The other piece of the puzzle is putting together cards that are both appealing to the local, ticket-buying public and the audience watching around the world. While it’s difficult to always please everyone, every card — whether international or domestic — is crafted with the same general premise in mind: give the UFC fans the best fights possible in the present, while always keeping an eye on the future.
“We have a perpetual view that the long game is the most important game,” said Shaw. “I don’t know whether we can always appease everybody and we’re fine with that, and I mean that in a very respectful way.
“Saint Petersburg is a great example,” he continued, referencing the company’s debut in the Russian city in April. “We come to Russia and you’ve got Russia proper; you’ve got the former Soviet countries and then you’ve got places like Dagestan and Chechnya that are hotbeds of MMA and you’ve got to blend (the lineup) to make sure we’re delivering to what we understand is our audience at that time.
“Does that jibe with what a North American audience wants to see? (Maybe not), but if you’ve got someone in Vancouver or Orlando or Sydney and they’re MMA fans, you want to see the best talent, and that’s what we’re trying to find.

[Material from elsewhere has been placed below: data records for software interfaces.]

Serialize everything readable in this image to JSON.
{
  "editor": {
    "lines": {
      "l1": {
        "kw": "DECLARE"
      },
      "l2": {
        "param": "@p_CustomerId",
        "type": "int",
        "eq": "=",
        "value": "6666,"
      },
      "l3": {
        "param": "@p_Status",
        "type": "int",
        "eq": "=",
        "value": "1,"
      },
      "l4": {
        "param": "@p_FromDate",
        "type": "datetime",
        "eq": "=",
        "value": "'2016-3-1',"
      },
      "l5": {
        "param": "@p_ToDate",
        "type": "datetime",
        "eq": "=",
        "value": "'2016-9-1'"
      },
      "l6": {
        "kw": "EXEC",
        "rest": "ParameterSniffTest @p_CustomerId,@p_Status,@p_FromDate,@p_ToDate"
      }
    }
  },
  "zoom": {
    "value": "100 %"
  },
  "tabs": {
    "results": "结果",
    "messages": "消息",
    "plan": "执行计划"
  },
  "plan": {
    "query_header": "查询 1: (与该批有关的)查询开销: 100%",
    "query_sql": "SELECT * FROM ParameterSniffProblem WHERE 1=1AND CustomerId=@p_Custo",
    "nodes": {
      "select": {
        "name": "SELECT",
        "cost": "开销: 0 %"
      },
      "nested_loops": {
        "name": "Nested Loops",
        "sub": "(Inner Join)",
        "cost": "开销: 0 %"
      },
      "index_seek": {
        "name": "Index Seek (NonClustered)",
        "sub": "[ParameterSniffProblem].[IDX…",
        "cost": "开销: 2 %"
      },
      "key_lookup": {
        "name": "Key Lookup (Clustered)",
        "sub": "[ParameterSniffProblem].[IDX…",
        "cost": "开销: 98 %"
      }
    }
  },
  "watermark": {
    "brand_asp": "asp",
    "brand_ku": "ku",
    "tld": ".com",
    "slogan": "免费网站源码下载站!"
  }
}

We’re okay seeing maybe smaller numbers with TSN or Globo or Fox Sports/ESPN in Australia if we know that over the long run, we’re going to find the next Khabib (Nurmagomedov) or the next Zabit (Magomedsharipov).”
Which brings things back around to both this weekend in Edmonton and September in Vancouver, two strong Canadian markets that will host quality events headlined by outstanding main events.
“This is a big week for Canada,” said Shaw. “The baseline of Canadian fans that continue to stick with us is something that we don’t take for granted for a second and we feel pretty grateful for all the support.
“Dana really has a soft spot in his heart for Canada and he understands and never forgets what Canada has meant to the growth of the sport.”
Which makes it fitting that the UFC’s extensive international schedule to close out the year kicks off in the Great White North this weekend.